Walk down any street in central Hong Kong, New York, London or Shanghai and you’ll spot women of every age wearing print coats, woven sandals or bright ballet flats stamped with the striking TT logo. Quirky, distinctive, classy dressing used to require an intrepid lifestyle and an eye for the unusual, but former PR and marketing director Tory Burch, 47, has made that goal much easier to obtain thanks to her accessible outfits in a range of bright colours and luxurious textures.
She also built an exceptionally successful business along the way. “Something was missing in fashion,” says Burch, with a modest smile. “It took a two-year process to figure out exactly what that was: well-made clothing that’s also affordable. We hit a place in the market that wasn’t being addressed.”
Burch’s perfectly preppy, impossibly youthful blonde looks, coupled with her diminutive size, give the initial impression of a beautiful china doll. However, her extraordinary success (she is the second-youngest self-made female billionaire in the US) seems apt once she starts speaking. Pensive yet approachable, she is happy to discuss every aspect of her business and share her thoughts on fashion, feminism and her family..
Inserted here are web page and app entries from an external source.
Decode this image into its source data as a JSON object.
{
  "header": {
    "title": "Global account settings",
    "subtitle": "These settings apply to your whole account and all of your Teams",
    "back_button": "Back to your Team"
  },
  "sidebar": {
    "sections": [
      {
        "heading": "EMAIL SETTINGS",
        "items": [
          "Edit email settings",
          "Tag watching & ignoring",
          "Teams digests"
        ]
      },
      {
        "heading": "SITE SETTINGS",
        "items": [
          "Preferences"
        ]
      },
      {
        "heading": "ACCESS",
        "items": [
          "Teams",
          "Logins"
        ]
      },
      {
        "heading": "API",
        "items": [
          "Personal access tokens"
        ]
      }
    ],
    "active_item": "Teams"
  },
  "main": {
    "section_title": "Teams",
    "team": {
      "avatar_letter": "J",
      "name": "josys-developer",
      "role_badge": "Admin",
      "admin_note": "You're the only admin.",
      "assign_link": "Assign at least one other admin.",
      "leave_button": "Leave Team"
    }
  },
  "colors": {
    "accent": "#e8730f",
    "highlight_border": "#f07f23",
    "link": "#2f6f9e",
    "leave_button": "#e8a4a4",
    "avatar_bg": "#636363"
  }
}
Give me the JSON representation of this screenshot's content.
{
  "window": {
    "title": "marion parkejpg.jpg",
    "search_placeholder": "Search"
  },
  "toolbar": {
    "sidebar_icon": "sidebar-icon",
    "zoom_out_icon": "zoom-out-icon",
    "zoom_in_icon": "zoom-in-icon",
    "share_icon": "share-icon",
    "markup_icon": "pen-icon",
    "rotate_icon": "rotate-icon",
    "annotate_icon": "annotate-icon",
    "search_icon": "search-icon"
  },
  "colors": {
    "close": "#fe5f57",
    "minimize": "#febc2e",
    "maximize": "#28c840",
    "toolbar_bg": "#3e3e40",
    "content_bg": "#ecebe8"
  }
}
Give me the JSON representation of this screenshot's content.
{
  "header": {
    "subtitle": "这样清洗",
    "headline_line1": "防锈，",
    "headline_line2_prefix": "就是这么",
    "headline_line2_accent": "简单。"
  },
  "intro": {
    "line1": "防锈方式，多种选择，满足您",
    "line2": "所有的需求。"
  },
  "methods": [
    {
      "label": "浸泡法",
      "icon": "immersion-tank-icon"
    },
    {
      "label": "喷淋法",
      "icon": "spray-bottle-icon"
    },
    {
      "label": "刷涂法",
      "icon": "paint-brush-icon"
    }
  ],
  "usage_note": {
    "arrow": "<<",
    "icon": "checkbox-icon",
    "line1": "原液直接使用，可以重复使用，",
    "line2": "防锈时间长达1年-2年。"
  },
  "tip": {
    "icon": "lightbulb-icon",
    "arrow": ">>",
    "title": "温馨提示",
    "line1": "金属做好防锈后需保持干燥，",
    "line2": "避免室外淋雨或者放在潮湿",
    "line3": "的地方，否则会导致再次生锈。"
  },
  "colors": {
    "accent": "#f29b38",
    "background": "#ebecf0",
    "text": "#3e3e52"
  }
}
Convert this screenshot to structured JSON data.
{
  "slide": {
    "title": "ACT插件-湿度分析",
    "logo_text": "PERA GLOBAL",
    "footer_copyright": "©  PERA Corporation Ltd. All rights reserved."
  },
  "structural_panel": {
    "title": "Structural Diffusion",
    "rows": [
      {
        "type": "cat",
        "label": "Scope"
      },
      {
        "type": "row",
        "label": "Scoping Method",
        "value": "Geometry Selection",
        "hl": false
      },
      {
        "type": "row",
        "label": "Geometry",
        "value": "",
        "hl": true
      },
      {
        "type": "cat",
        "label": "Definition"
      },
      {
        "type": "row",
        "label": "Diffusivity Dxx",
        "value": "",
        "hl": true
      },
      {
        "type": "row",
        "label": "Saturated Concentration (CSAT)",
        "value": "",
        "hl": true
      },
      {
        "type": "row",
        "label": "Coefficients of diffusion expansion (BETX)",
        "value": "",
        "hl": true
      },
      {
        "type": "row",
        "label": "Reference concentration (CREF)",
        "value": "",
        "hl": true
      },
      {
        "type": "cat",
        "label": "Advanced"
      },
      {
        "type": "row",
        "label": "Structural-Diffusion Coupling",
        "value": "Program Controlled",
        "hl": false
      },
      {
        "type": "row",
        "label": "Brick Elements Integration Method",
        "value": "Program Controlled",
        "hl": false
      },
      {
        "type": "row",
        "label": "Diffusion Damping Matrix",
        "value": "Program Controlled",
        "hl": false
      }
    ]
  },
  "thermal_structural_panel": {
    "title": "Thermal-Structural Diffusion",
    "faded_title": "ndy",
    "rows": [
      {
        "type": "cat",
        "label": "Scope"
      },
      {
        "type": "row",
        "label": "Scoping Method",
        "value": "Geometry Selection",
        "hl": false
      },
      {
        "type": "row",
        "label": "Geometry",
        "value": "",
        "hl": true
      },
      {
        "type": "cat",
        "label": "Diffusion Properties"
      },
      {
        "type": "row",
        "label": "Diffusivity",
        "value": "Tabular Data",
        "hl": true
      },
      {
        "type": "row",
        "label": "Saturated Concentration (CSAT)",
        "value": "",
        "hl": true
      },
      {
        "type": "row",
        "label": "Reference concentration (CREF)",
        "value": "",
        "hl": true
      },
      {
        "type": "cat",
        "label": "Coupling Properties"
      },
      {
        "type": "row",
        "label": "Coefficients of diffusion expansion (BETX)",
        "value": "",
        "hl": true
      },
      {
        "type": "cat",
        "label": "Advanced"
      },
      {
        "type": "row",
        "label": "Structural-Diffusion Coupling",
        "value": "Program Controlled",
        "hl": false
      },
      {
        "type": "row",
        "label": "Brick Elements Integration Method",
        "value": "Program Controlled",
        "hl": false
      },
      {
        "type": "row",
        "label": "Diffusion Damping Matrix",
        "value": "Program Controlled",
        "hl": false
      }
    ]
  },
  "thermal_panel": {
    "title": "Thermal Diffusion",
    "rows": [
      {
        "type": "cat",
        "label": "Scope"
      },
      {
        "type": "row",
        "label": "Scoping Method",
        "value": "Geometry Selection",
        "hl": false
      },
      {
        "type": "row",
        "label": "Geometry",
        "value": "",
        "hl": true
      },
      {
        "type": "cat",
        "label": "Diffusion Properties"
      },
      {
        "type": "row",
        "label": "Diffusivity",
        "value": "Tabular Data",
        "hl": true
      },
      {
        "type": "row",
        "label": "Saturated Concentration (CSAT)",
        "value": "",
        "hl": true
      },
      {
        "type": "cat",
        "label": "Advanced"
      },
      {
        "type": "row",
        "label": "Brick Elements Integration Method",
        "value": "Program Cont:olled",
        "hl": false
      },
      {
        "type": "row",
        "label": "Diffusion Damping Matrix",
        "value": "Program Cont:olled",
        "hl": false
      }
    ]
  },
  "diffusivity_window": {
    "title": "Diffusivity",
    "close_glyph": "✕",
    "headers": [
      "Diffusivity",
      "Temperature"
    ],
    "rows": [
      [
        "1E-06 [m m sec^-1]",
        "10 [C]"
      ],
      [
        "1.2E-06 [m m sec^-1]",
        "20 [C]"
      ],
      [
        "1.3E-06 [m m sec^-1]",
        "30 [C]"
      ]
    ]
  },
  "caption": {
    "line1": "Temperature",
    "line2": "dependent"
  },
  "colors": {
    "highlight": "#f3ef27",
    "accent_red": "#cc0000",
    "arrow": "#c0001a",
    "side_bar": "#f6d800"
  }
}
As an avid reader, Burch quickly strikes up a conversation on Chinese literature, in fact, offering to send me a copy of a book she recommends. “I was an art-history major and I love all aspects of culture,” she says, smoothing back her highlighted hair. “It helps me to focus my designs and turn them into a collection.”
The billion dollar baby
On our shoot at Sevva in Hong Kong, Burch is initially withdrawn but she soon warms up, admiring her surroundings and flirting for the camera while showing us pictures of her three strapping sons, who she apparently stalks on Facebook. Beneath the sweet exterior, however, there’s a steeliness that has seen Burch through takeover bids and a divorce from husband Chris Burch, who went on to launch C. Wonder, a series of US-based lifestyle stores with a similar aesthetic to the Tory Burch label, but at lower prices. “I went through a very public and difficult situation, which was not fun,” she says, looking me straight in the eye. “That was something we never knew we’d be dealt. When it’s your name, it comes back to you.”
The Tory Burch name is now all-powerful: the brand was valued at over a billion dollars in 2012 and currently has 100 freestanding boutiques, as well as presence in more than 1,000 department and specialty stores worldwide. “In 2004, we had a five-year plan to open three shops in New York,” says Burch with a laugh. “I still can’t believe what we’ve done nine years later. I’m so proud of us all.” Today, Burch has an extensive design team in New York, a city that is at the heart of her label. “It’s incredible for street style and as a place it is so inspirational for me,” she says. “Never in a million years did I think I’d raise my kids there, but I can’t possibly leave now.”
Growing up in Pennysylvania
Burch herself enjoyed a privileged childhood of tennis parties and balls in the Pennsylvania countryside, and her family is no stranger to glitz and glamour: her father was heir to a paper-cup fortune and dated Grace Kelly in his youth, while her mother was once linked to Steve McQueen and Marlon Brando. “Everything I do is inspired by my mother, and that’s especially true with this collection—everything from the latticework to the way she dresses,” says Burch, who often visits her childhood home. “She’s also an organic gardener and she passed on her love of it to me.”
Upon leaving home, Burch studied at the University of Pennsylvania, and she spent a term abroad via a cruise from Spain to Japan. The sights, sounds, smells and, most importantly, the colours she encountered encouraged her to write a book of inspiration that later formed the basis for her early designs. “When I arrived in Asia at 19, my eyes were immediately opened to everything,” says Burch. “I had never seen anything like this. It was pretty amazing. I owe a lot to those early encounters.”
Despite that initial surge of creativity, Burch put her design aspirations aside for more than a decade to work in PR and marketing for such illustrious names as Narciso Rodriguez, Vera Wang and Ralph Lauren. Motherhood proved the catalyst for her remarkable career change. “I had three boys under the age of four and I couldn’t manage the workload,” she says. “I quit my job and took four years off as it was impossible to do both successfully.”
Once her children were in pre-school, she started designing brightly coloured clutch bags and ballet flats from her New York apartment and, buoyed by the reaction of her friends, opened a small boutique in the Nolita neighbourhood. “I initially named it Tory by TRB as I wanted to keep my name my own, but as we gained in popularity, everyone started calling it Tory Burch anyway, so I gave in and changed it.”
To read the full story of Tory Burch, get a copy of Malaysia Tatler July 2013 issue, available on newsstands now or click here to purchase the digital version.
Words: Melissa Twigg; Photography: Sean Lee-Davies